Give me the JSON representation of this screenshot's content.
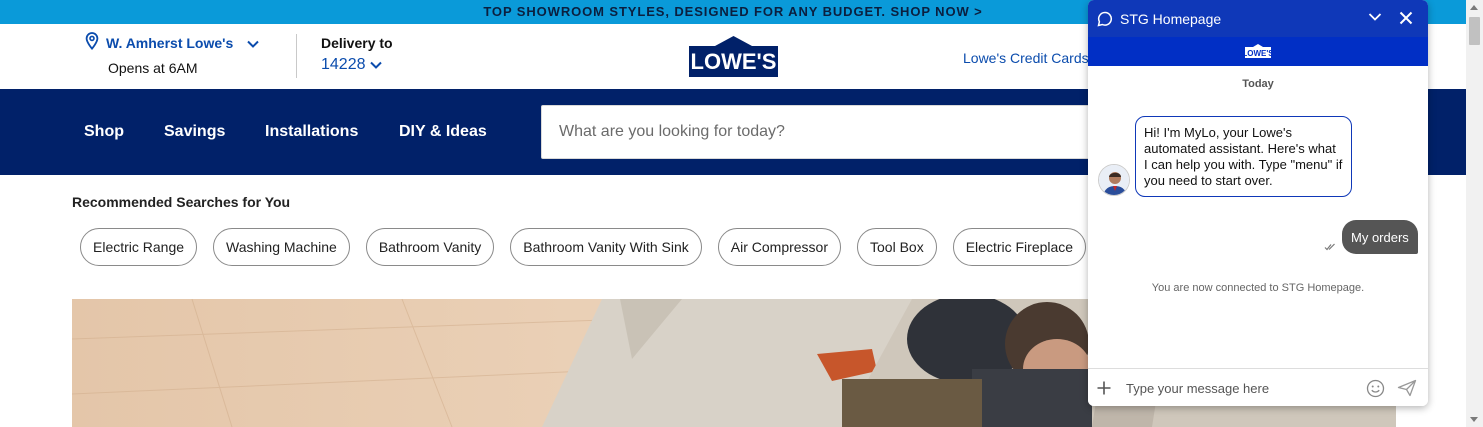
{
  "promo": {
    "text": "TOP SHOWROOM STYLES, DESIGNED FOR ANY BUDGET. SHOP NOW >"
  },
  "header": {
    "store_name": "W. Amherst Lowe's",
    "store_hours": "Opens at 6AM",
    "delivery_label": "Delivery to",
    "delivery_zip": "14228",
    "logo_text": "LOWE'S",
    "credit_link": "Lowe's Credit Cards"
  },
  "nav": {
    "items": [
      {
        "label": "Shop"
      },
      {
        "label": "Savings"
      },
      {
        "label": "Installations"
      },
      {
        "label": "DIY & Ideas"
      }
    ],
    "search_placeholder": "What are you looking for today?"
  },
  "recommended": {
    "title": "Recommended Searches for You",
    "chips": [
      "Electric Range",
      "Washing Machine",
      "Bathroom Vanity",
      "Bathroom Vanity With Sink",
      "Air Compressor",
      "Tool Box",
      "Electric Fireplace"
    ]
  },
  "chat": {
    "title": "STG Homepage",
    "logo_text": "LOWE'S",
    "date_label": "Today",
    "bot_message": "Hi! I'm MyLo, your Lowe's automated assistant. Here's what I can help you with. Type \"menu\" if you need to start over.",
    "user_message": "My orders",
    "system_message": "You are now connected to STG Homepage.",
    "input_placeholder": "Type your message here"
  },
  "colors": {
    "promo_bg": "#0a9ad9",
    "nav_bg": "#012169",
    "link_blue": "#0b4cad",
    "chat_header": "#0f38b8",
    "user_bubble": "#555555"
  }
}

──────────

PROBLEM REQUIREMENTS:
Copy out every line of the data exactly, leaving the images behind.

RESPONSE BOX:
Give me the JSON representation of this screenshot's content.
{
  "promo": {
    "text": "TOP SHOWROOM STYLES, DESIGNED FOR ANY BUDGET. SHOP NOW >"
  },
  "header": {
    "store_name": "W. Amherst Lowe's",
    "store_hours": "Opens at 6AM",
    "delivery_label": "Delivery to",
    "delivery_zip": "14228",
    "logo_text": "LOWE'S",
    "credit_link": "Lowe's Credit Cards"
  },
  "nav": {
    "items": [
      {
        "label": "Shop"
      },
      {
        "label": "Savings"
      },
      {
        "label": "Installations"
      },
      {
        "label": "DIY & Ideas"
      }
    ],
    "search_placeholder": "What are you looking for today?"
  },
  "recommended": {
    "title": "Recommended Searches for You",
    "chips": [
      "Electric Range",
      "Washing Machine",
      "Bathroom Vanity",
      "Bathroom Vanity With Sink",
      "Air Compressor",
      "Tool Box",
      "Electric Fireplace"
    ]
  },
  "chat": {
    "title": "STG Homepage",
    "logo_text": "LOWE'S",
    "date_label": "Today",
    "bot_message": "Hi! I'm MyLo, your Lowe's automated assistant. Here's what I can help you with. Type \"menu\" if you need to start over.",
    "user_message": "My orders",
    "system_message": "You are now connected to STG Homepage.",
    "input_placeholder": "Type your message here"
  },
  "colors": {
    "promo_bg": "#0a9ad9",
    "nav_bg": "#012169",
    "link_blue": "#0b4cad",
    "chat_header": "#0f38b8",
    "user_bubble": "#555555"
  }
}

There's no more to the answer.